▸ **WHAT YOU SHOULD DO**
Line by line, write out the material exactly.

▸ **DATA PROVIDED**
======

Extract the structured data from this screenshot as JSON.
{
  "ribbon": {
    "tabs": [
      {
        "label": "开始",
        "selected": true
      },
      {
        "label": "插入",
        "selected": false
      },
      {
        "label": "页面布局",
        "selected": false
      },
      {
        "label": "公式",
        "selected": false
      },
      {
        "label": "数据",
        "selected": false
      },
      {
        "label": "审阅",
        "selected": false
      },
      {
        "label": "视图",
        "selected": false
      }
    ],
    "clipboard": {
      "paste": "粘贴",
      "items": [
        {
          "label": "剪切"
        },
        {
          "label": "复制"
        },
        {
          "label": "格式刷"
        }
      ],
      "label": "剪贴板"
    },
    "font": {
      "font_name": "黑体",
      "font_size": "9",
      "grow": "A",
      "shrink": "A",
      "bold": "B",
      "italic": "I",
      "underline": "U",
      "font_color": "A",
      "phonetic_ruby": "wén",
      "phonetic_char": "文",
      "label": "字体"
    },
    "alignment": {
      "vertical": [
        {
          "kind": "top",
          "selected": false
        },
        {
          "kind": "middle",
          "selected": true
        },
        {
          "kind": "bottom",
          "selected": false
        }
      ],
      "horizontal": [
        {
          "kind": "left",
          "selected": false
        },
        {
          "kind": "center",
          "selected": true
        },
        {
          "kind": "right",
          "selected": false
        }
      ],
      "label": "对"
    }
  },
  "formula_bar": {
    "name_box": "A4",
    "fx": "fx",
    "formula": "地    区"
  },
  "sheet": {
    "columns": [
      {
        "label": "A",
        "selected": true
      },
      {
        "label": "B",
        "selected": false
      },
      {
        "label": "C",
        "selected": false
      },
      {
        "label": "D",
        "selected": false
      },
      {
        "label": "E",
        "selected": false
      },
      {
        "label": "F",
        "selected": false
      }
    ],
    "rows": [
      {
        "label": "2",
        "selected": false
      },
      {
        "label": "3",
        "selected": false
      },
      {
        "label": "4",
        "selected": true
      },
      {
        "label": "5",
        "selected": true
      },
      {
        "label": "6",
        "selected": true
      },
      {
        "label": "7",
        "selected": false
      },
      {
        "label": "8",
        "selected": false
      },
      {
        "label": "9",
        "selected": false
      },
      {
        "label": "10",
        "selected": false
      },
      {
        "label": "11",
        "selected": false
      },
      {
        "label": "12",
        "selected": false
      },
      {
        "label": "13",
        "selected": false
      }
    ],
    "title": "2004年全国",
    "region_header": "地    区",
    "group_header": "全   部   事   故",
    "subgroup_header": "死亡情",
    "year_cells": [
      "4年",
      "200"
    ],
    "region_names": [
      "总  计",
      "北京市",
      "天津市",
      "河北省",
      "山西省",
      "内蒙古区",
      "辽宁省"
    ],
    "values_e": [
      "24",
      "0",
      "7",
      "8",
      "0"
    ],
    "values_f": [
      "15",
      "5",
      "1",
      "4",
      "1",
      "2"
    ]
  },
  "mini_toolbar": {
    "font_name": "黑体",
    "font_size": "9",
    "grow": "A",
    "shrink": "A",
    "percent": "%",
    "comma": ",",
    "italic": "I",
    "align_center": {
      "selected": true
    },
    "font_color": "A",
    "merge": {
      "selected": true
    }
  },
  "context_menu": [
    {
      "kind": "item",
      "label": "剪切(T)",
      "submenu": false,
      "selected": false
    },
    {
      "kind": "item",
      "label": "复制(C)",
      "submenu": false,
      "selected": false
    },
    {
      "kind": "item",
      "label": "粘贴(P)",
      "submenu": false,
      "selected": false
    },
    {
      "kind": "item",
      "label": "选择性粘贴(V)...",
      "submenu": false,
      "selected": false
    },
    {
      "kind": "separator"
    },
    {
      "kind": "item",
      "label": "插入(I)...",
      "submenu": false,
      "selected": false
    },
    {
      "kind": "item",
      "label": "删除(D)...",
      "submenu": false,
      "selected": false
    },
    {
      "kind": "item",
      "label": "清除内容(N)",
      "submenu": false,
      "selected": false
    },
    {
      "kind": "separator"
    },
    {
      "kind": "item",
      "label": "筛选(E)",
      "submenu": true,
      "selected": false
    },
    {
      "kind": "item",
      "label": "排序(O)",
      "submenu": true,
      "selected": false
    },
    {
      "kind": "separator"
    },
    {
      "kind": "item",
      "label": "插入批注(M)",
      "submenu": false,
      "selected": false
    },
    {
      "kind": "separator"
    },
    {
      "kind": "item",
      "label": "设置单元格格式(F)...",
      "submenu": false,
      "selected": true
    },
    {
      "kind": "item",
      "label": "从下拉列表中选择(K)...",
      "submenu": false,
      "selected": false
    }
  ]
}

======

▸ **COMPLETED EXERCISE**
Extract the structured data from this screenshot as JSON.
{
  "ribbon": {
    "tabs": [
      {
        "label": "开始",
        "selected": true
      },
      {
        "label": "插入",
        "selected": false
      },
      {
        "label": "页面布局",
        "selected": false
      },
      {
        "label": "公式",
        "selected": false
      },
      {
        "label": "数据",
        "selected": false
      },
      {
        "label": "审阅",
        "selected": false
      },
      {
        "label": "视图",
        "selected": false
      }
    ],
    "clipboard": {
      "paste": "粘贴",
      "items": [
        {
          "label": "剪切"
        },
        {
          "label": "复制"
        },
        {
          "label": "格式刷"
        }
      ],
      "label": "剪贴板"
    },
    "font": {
      "font_name": "黑体",
      "font_size": "9",
      "grow": "A",
      "shrink": "A",
      "bold": "B",
      "italic": "I",
      "underline": "U",
      "font_color": "A",
      "phonetic_ruby": "wén",
      "phonetic_char": "文",
      "label": "字体"
    },
    "alignment": {
      "vertical": [
        {
          "kind": "top",
          "selected": false
        },
        {
          "kind": "middle",
          "selected": true
        },
        {
          "kind": "bottom",
          "selected": false
        }
      ],
      "horizontal": [
        {
          "kind": "left",
          "selected": false
        },
        {
          "kind": "center",
          "selected": true
        },
        {
          "kind": "right",
          "selected": false
        }
      ],
      "label": "对"
    }
  },
  "formula_bar": {
    "name_box": "A4",
    "fx": "fx",
    "formula": "地    区"
  },
  "sheet": {
    "columns": [
      {
        "label": "A",
        "selected": true
      },
      {
        "label": "B",
        "selected": false
      },
      {
        "label": "C",
        "selected": false
      },
      {
        "label": "D",
        "selected": false
      },
      {
        "label": "E",
        "selected": false
      },
      {
        "label": "F",
        "selected": false
      }
    ],
    "rows": [
      {
        "label": "2",
        "selected": false
      },
      {
        "label": "3",
        "selected": false
      },
      {
        "label": "4",
        "selected": true
      },
      {
        "label": "5",
        "selected": true
      },
      {
        "label": "6",
        "selected": true
      },
      {
        "label": "7",
        "selected": false
      },
      {
        "label": "8",
        "selected": false
      },
      {
        "label": "9",
        "selected": false
      },
      {
        "label": "10",
        "selected": false
      },
      {
        "label": "11",
        "selected": false
      },
      {
        "label": "12",
        "selected": false
      },
      {
        "label": "13",
        "selected": false
      }
    ],
    "title": "2004年全国",
    "region_header": "地    区",
    "group_header": "全   部   事   故",
    "subgroup_header": "死亡情",
    "year_cells": [
      "4年",
      "200"
    ],
    "region_names": [
      "总  计",
      "北京市",
      "天津市",
      "河北省",
      "山西省",
      "内蒙古区",
      "辽宁省"
    ],
    "values_e": [
      "24",
      "0",
      "7",
      "8",
      "0"
    ],
    "values_f": [
      "15",
      "5",
      "1",
      "4",
      "1",
      "2"
    ]
  },
  "mini_toolbar": {
    "font_name": "黑体",
    "font_size": "9",
    "grow": "A",
    "shrink": "A",
    "percent": "%",
    "comma": ",",
    "italic": "I",
    "align_center": {
      "selected": true
    },
    "font_color": "A",
    "merge": {
      "selected": true
    }
  },
  "context_menu": [
    {
      "kind": "item",
      "label": "剪切(T)",
      "submenu": false,
      "selected": false
    },
    {
      "kind": "item",
      "label": "复制(C)",
      "submenu": false,
      "selected": false
    },
    {
      "kind": "item",
      "label": "粘贴(P)",
      "submenu": false,
      "selected": false
    },
    {
      "kind": "item",
      "label": "选择性粘贴(V)...",
      "submenu": false,
      "selected": false
    },
    {
      "kind": "separator"
    },
    {
      "kind": "item",
      "label": "插入(I)...",
      "submenu": false,
      "selected": false
    },
    {
      "kind": "item",
      "label": "删除(D)...",
      "submenu": false,
      "selected": false
    },
    {
      "kind": "item",
      "label": "清除内容(N)",
      "submenu": false,
      "selected": false
    },
    {
      "kind": "separator"
    },
    {
      "kind": "item",
      "label": "筛选(E)",
      "submenu": true,
      "selected": false
    },
    {
      "kind": "item",
      "label": "排序(O)",
      "submenu": true,
      "selected": false
    },
    {
      "kind": "separator"
    },
    {
      "kind": "item",
      "label": "插入批注(M)",
      "submenu": false,
      "selected": false
    },
    {
      "kind": "separator"
    },
    {
      "kind": "item",
      "label": "设置单元格格式(F)...",
      "submenu": false,
      "selected": true
    },
    {
      "kind": "item",
      "label": "从下拉列表中选择(K)...",
      "submenu": false,
      "selected": false
    }
  ]
}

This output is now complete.